(Dataset rows for apps and sites)

=== Section Start ===

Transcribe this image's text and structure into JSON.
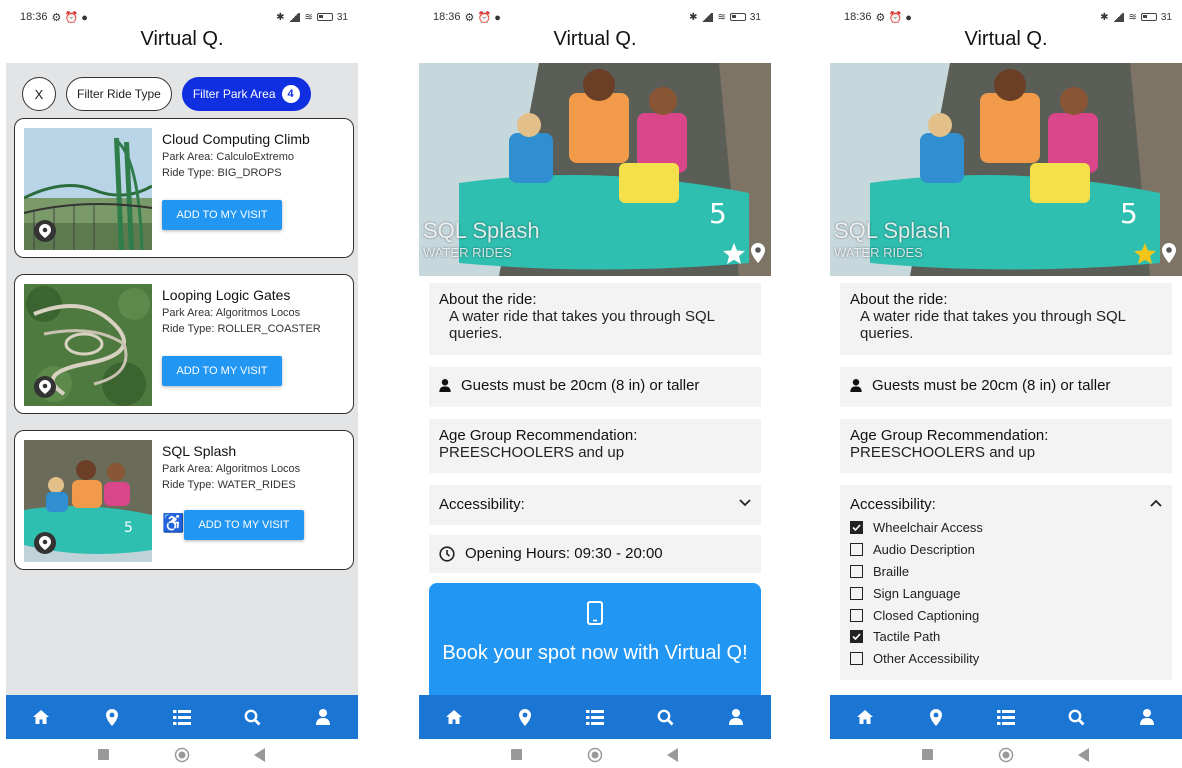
{
  "status": {
    "time": "18:36",
    "battery": "31"
  },
  "app_title": "Virtual Q.",
  "list_screen": {
    "filters": {
      "clear_label": "X",
      "ride_type_label": "Filter Ride Type",
      "park_area_label": "Filter Park Area",
      "park_area_count": "4"
    },
    "rides": [
      {
        "name": "Cloud Computing Climb",
        "park_area": "Park Area: CalculoExtremo",
        "ride_type": "Ride Type: BIG_DROPS",
        "button": "ADD TO MY VISIT",
        "wheelchair": false
      },
      {
        "name": "Looping Logic Gates",
        "park_area": "Park Area: Algoritmos Locos",
        "ride_type": "Ride Type: ROLLER_COASTER",
        "button": "ADD TO MY VISIT",
        "wheelchair": false
      },
      {
        "name": "SQL Splash",
        "park_area": "Park Area: Algoritmos Locos",
        "ride_type": "Ride Type: WATER_RIDES",
        "button": "ADD TO MY VISIT",
        "wheelchair": true
      }
    ]
  },
  "detail": {
    "ride_name": "SQL Splash",
    "ride_category": "WATER RIDES",
    "about_heading": "About the ride:",
    "about_text": "A water ride that takes you through SQL queries.",
    "height_text": "Guests must be 20cm (8 in) or taller",
    "age_heading": "Age Group Recommendation:",
    "age_text": "PREESCHOOLERS and up",
    "accessibility_heading": "Accessibility:",
    "hours_label": "Opening Hours:",
    "hours_value": "09:30 - 20:00",
    "book_text": "Book your spot now with Virtual Q!",
    "favorite_colors": {
      "off": "#ffffff",
      "on": "#f5c518"
    },
    "accessibility_options": [
      {
        "label": "Wheelchair Access",
        "checked": true
      },
      {
        "label": "Audio Description",
        "checked": false
      },
      {
        "label": "Braille",
        "checked": false
      },
      {
        "label": "Sign Language",
        "checked": false
      },
      {
        "label": "Closed Captioning",
        "checked": false
      },
      {
        "label": "Tactile Path",
        "checked": true
      },
      {
        "label": "Other Accessibility",
        "checked": false
      }
    ]
  },
  "bottom_nav": [
    "home-icon",
    "map-pin-icon",
    "list-icon",
    "search-icon",
    "user-icon"
  ],
  "colors": {
    "nav": "#1a76d2",
    "button": "#2196f3",
    "filter_active": "#0f2fe0"
  }
}
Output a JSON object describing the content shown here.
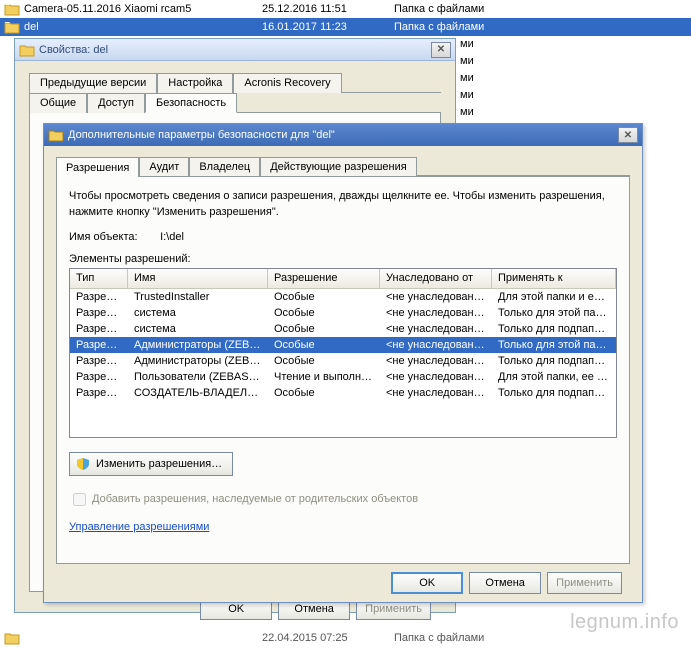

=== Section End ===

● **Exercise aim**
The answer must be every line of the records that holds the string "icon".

● **Exercise solution**
    "home-icon",
    "map-pin-icon",
    "list-icon",
    "search-icon",
    "user-icon"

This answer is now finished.